▼▼▼

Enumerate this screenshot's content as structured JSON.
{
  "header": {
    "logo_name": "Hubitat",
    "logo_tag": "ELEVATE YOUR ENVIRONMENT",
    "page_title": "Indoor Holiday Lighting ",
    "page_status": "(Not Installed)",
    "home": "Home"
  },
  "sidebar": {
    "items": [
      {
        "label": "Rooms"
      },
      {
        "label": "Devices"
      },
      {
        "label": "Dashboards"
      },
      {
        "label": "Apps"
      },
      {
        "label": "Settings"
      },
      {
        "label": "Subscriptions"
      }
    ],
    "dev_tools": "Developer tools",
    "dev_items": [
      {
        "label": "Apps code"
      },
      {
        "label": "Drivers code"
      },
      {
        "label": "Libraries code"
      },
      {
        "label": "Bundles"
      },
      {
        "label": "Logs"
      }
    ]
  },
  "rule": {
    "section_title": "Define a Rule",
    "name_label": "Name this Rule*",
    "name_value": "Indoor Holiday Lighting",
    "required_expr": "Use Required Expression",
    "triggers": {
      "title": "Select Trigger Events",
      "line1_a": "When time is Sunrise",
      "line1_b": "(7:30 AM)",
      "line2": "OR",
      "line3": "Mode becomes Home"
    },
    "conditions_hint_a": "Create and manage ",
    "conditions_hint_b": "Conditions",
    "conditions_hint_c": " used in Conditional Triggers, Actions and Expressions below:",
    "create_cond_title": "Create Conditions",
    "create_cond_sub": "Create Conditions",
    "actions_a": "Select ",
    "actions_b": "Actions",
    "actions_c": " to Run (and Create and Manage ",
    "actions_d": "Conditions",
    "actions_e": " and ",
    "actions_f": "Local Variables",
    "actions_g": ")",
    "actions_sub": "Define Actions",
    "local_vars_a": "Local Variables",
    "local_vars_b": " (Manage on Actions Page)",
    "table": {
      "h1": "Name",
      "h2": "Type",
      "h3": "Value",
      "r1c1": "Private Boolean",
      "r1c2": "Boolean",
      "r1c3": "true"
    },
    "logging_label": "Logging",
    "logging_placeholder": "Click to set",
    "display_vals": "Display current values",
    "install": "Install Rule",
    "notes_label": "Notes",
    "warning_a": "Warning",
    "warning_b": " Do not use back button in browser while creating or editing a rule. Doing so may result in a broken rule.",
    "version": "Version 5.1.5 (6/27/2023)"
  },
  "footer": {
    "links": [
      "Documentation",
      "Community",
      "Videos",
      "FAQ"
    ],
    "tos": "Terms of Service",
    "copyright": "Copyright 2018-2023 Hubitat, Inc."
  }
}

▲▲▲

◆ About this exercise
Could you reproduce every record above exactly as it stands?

◆ Exercise solution
Enumerate this screenshot's content as structured JSON.
{
  "header": {
    "logo_name": "Hubitat",
    "logo_tag": "ELEVATE YOUR ENVIRONMENT",
    "page_title": "Indoor Holiday Lighting ",
    "page_status": "(Not Installed)",
    "home": "Home"
  },
  "sidebar": {
    "items": [
      {
        "label": "Rooms"
      },
      {
        "label": "Devices"
      },
      {
        "label": "Dashboards"
      },
      {
        "label": "Apps"
      },
      {
        "label": "Settings"
      },
      {
        "label": "Subscriptions"
      }
    ],
    "dev_tools": "Developer tools",
    "dev_items": [
      {
        "label": "Apps code"
      },
      {
        "label": "Drivers code"
      },
      {
        "label": "Libraries code"
      },
      {
        "label": "Bundles"
      },
      {
        "label": "Logs"
      }
    ]
  },
  "rule": {
    "section_title": "Define a Rule",
    "name_label": "Name this Rule*",
    "name_value": "Indoor Holiday Lighting",
    "required_expr": "Use Required Expression",
    "triggers": {
      "title": "Select Trigger Events",
      "line1_a": "When time is Sunrise",
      "line1_b": "(7:30 AM)",
      "line2": "OR",
      "line3": "Mode becomes Home"
    },
    "conditions_hint_a": "Create and manage ",
    "conditions_hint_b": "Conditions",
    "conditions_hint_c": " used in Conditional Triggers, Actions and Expressions below:",
    "create_cond_title": "Create Conditions",
    "create_cond_sub": "Create Conditions",
    "actions_a": "Select ",
    "actions_b": "Actions",
    "actions_c": " to Run (and Create and Manage ",
    "actions_d": "Conditions",
    "actions_e": " and ",
    "actions_f": "Local Variables",
    "actions_g": ")",
    "actions_sub": "Define Actions",
    "local_vars_a": "Local Variables",
    "local_vars_b": " (Manage on Actions Page)",
    "table": {
      "h1": "Name",
      "h2": "Type",
      "h3": "Value",
      "r1c1": "Private Boolean",
      "r1c2": "Boolean",
      "r1c3": "true"
    },
    "logging_label": "Logging",
    "logging_placeholder": "Click to set",
    "display_vals": "Display current values",
    "install": "Install Rule",
    "notes_label": "Notes",
    "warning_a": "Warning",
    "warning_b": " Do not use back button in browser while creating or editing a rule. Doing so may result in a broken rule.",
    "version": "Version 5.1.5 (6/27/2023)"
  },
  "footer": {
    "links": [
      "Documentation",
      "Community",
      "Videos",
      "FAQ"
    ],
    "tos": "Terms of Service",
    "copyright": "Copyright 2018-2023 Hubitat, Inc."
  }
}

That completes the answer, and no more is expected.